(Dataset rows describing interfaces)

————————

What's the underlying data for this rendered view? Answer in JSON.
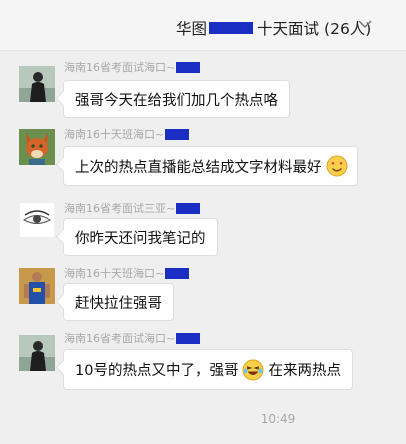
{
  "chat": {
    "title_prefix": "华图",
    "title_suffix": "十天面试",
    "member_count": "(26人)",
    "expand_icon": "chevron-down-icon"
  },
  "messages": [
    {
      "sender": "海南16省考面试海口~",
      "text": "强哥今天在给我们加几个热点咯",
      "avatar": "person-dark-avatar"
    },
    {
      "sender": "海南16十天班海口~",
      "text": "上次的热点直播能总结成文字材料最好",
      "emoji": "heart-eyes-emoji",
      "avatar": "fox-avatar"
    },
    {
      "sender": "海南16省考面试三亚~",
      "text": "你昨天还问我笔记的",
      "avatar": "eye-avatar"
    },
    {
      "sender": "海南16十天班海口~",
      "text": "赶快拉住强哥",
      "avatar": "basketball-player-avatar"
    },
    {
      "sender": "海南16省考面试海口~",
      "text_before": "10号的热点又中了，强哥",
      "emoji": "laughing-emoji",
      "text_after": "在来两热点",
      "avatar": "person-dark-avatar"
    }
  ],
  "timestamp": "10:49",
  "colors": {
    "background": "#efefef",
    "bubble": "#ffffff",
    "redaction": "#1b2ec4",
    "meta_text": "#a8a8a8"
  }
}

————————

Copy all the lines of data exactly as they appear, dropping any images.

-- Written response --
What's the underlying data for this rendered view? Answer in JSON.
{
  "chat": {
    "title_prefix": "华图",
    "title_suffix": "十天面试",
    "member_count": "(26人)",
    "expand_icon": "chevron-down-icon"
  },
  "messages": [
    {
      "sender": "海南16省考面试海口~",
      "text": "强哥今天在给我们加几个热点咯",
      "avatar": "person-dark-avatar"
    },
    {
      "sender": "海南16十天班海口~",
      "text": "上次的热点直播能总结成文字材料最好",
      "emoji": "heart-eyes-emoji",
      "avatar": "fox-avatar"
    },
    {
      "sender": "海南16省考面试三亚~",
      "text": "你昨天还问我笔记的",
      "avatar": "eye-avatar"
    },
    {
      "sender": "海南16十天班海口~",
      "text": "赶快拉住强哥",
      "avatar": "basketball-player-avatar"
    },
    {
      "sender": "海南16省考面试海口~",
      "text_before": "10号的热点又中了，强哥",
      "emoji": "laughing-emoji",
      "text_after": "在来两热点",
      "avatar": "person-dark-avatar"
    }
  ],
  "timestamp": "10:49",
  "colors": {
    "background": "#efefef",
    "bubble": "#ffffff",
    "redaction": "#1b2ec4",
    "meta_text": "#a8a8a8"
  }
}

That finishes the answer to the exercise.